Segment Start: Data for this task

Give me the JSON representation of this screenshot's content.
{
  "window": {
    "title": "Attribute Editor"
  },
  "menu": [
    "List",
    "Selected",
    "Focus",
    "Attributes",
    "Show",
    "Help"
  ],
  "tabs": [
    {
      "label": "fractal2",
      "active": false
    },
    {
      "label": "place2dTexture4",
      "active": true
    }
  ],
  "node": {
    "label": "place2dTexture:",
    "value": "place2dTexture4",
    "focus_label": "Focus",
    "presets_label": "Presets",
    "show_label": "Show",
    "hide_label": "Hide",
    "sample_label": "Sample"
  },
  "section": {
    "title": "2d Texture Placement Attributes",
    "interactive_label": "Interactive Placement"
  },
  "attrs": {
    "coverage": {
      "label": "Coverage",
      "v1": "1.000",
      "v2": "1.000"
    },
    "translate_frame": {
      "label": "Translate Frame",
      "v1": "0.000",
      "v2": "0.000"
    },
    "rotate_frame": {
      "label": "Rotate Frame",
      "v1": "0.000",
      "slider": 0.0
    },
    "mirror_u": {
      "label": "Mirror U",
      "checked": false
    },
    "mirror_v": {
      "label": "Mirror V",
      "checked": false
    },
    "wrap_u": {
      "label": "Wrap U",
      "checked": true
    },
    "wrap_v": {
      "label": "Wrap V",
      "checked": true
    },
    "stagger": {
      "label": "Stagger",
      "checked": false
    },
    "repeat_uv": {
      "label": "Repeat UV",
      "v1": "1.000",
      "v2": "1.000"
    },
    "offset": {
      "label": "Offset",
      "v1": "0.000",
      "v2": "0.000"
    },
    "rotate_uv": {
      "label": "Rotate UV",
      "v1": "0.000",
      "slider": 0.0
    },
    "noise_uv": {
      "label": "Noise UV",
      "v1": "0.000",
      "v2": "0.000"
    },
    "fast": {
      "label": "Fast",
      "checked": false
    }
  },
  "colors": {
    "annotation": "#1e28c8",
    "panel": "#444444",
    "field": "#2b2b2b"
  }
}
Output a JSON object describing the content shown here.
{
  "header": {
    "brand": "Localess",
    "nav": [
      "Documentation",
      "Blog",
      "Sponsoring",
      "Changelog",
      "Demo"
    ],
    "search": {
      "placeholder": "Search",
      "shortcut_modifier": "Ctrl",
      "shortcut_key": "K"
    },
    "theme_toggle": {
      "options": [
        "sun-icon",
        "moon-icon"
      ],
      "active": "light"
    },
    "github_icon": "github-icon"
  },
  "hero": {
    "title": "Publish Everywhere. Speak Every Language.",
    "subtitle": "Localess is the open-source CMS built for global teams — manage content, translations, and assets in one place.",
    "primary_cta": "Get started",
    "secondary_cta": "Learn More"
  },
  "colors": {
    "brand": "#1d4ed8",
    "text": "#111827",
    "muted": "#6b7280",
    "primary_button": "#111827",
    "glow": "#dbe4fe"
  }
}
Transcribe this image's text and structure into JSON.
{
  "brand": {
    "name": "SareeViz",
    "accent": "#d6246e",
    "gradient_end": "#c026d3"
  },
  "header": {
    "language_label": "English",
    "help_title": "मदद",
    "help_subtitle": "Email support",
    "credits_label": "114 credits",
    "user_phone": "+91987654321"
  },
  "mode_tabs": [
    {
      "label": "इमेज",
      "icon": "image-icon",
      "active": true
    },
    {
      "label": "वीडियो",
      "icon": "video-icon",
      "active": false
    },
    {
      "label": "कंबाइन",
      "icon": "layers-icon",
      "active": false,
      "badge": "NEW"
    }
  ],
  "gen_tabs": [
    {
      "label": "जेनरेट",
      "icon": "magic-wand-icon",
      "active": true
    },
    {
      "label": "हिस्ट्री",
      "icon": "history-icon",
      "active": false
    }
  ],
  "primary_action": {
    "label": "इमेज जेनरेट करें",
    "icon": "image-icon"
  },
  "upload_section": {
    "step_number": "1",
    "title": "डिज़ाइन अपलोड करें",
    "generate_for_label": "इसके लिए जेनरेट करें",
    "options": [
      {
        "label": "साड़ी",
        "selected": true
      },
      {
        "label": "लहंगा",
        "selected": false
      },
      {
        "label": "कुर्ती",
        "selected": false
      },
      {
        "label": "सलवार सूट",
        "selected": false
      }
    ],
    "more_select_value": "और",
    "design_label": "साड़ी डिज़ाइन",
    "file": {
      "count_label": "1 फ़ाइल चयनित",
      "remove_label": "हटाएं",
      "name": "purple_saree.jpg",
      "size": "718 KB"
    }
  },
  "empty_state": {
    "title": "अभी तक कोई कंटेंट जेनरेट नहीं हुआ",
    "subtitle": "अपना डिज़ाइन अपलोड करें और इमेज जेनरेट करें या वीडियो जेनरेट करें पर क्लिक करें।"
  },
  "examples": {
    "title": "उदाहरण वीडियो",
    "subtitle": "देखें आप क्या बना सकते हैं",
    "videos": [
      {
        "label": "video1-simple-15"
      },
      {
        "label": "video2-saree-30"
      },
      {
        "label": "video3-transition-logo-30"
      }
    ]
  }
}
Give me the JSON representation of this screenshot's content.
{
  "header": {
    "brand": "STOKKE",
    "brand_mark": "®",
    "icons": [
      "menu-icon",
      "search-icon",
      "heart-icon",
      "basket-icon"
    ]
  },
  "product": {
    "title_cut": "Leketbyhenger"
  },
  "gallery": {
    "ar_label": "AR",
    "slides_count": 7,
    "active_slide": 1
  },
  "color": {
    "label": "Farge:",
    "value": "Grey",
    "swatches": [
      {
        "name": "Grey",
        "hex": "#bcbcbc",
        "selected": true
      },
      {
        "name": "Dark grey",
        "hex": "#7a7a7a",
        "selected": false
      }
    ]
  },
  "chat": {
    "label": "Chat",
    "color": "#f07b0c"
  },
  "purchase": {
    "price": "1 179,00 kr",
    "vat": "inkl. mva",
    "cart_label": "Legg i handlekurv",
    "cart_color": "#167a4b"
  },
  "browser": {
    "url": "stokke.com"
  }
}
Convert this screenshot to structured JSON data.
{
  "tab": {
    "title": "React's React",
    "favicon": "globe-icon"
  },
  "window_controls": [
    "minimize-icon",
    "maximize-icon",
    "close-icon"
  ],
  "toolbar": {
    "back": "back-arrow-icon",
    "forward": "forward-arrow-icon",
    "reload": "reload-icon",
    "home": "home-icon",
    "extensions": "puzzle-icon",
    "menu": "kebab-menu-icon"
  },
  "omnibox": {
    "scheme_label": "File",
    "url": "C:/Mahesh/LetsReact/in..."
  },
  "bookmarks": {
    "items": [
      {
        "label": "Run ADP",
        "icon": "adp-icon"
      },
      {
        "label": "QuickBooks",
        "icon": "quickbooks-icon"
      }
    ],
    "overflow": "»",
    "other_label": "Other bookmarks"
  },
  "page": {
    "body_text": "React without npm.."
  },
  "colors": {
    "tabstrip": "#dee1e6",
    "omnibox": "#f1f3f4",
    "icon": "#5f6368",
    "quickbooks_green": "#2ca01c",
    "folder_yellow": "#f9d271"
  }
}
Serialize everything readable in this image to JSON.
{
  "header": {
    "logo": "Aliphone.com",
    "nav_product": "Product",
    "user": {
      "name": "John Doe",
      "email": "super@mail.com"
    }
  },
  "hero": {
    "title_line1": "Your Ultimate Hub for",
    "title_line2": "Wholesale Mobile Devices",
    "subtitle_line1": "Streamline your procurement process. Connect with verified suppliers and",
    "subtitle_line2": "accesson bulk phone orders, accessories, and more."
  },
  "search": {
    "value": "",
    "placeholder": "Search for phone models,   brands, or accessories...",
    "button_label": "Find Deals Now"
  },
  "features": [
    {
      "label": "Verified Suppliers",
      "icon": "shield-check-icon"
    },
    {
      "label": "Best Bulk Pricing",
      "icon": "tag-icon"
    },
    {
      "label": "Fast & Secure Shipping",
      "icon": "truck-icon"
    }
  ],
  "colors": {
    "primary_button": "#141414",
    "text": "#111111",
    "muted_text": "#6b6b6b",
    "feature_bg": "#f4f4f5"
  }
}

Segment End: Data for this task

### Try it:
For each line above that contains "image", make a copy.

### Finished task:
Transcribe this image's text and structure into JSON.
      "icon": "image-icon",
    "icon": "image-icon"
Serialize everything readable in this image to JSON.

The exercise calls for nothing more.